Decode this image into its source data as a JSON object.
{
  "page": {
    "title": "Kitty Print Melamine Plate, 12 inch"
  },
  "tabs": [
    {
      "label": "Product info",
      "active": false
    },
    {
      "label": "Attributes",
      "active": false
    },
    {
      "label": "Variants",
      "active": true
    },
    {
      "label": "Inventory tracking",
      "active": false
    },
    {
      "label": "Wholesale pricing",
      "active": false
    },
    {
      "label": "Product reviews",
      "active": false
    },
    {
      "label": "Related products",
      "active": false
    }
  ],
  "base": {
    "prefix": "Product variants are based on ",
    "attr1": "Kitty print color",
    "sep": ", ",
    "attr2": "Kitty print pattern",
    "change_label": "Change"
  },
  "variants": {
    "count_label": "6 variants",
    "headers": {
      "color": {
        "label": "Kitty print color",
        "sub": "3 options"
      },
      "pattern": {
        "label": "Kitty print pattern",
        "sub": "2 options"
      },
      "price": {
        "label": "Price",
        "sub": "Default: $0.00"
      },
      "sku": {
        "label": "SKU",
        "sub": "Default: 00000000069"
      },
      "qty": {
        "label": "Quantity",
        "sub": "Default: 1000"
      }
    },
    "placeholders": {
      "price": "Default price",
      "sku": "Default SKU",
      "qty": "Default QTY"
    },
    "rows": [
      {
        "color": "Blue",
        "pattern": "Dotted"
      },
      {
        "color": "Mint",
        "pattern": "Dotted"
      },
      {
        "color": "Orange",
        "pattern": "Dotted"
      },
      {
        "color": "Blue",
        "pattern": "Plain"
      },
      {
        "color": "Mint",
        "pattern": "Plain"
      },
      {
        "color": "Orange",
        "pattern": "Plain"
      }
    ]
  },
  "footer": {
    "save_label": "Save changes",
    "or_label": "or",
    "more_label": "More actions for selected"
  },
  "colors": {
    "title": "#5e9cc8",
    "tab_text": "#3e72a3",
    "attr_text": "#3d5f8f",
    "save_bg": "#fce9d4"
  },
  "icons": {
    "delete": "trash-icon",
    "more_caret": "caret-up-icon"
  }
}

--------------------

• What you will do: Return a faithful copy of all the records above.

• Written answer:
Decode this image into its source data as a JSON object.
{
  "page": {
    "title": "Kitty Print Melamine Plate, 12 inch"
  },
  "tabs": [
    {
      "label": "Product info",
      "active": false
    },
    {
      "label": "Attributes",
      "active": false
    },
    {
      "label": "Variants",
      "active": true
    },
    {
      "label": "Inventory tracking",
      "active": false
    },
    {
      "label": "Wholesale pricing",
      "active": false
    },
    {
      "label": "Product reviews",
      "active": false
    },
    {
      "label": "Related products",
      "active": false
    }
  ],
  "base": {
    "prefix": "Product variants are based on ",
    "attr1": "Kitty print color",
    "sep": ", ",
    "attr2": "Kitty print pattern",
    "change_label": "Change"
  },
  "variants": {
    "count_label": "6 variants",
    "headers": {
      "color": {
        "label": "Kitty print color",
        "sub": "3 options"
      },
      "pattern": {
        "label": "Kitty print pattern",
        "sub": "2 options"
      },
      "price": {
        "label": "Price",
        "sub": "Default: $0.00"
      },
      "sku": {
        "label": "SKU",
        "sub": "Default: 00000000069"
      },
      "qty": {
        "label": "Quantity",
        "sub": "Default: 1000"
      }
    },
    "placeholders": {
      "price": "Default price",
      "sku": "Default SKU",
      "qty": "Default QTY"
    },
    "rows": [
      {
        "color": "Blue",
        "pattern": "Dotted"
      },
      {
        "color": "Mint",
        "pattern": "Dotted"
      },
      {
        "color": "Orange",
        "pattern": "Dotted"
      },
      {
        "color": "Blue",
        "pattern": "Plain"
      },
      {
        "color": "Mint",
        "pattern": "Plain"
      },
      {
        "color": "Orange",
        "pattern": "Plain"
      }
    ]
  },
  "footer": {
    "save_label": "Save changes",
    "or_label": "or",
    "more_label": "More actions for selected"
  },
  "colors": {
    "title": "#5e9cc8",
    "tab_text": "#3e72a3",
    "attr_text": "#3d5f8f",
    "save_bg": "#fce9d4"
  },
  "icons": {
    "delete": "trash-icon",
    "more_caret": "caret-up-icon"
  }
}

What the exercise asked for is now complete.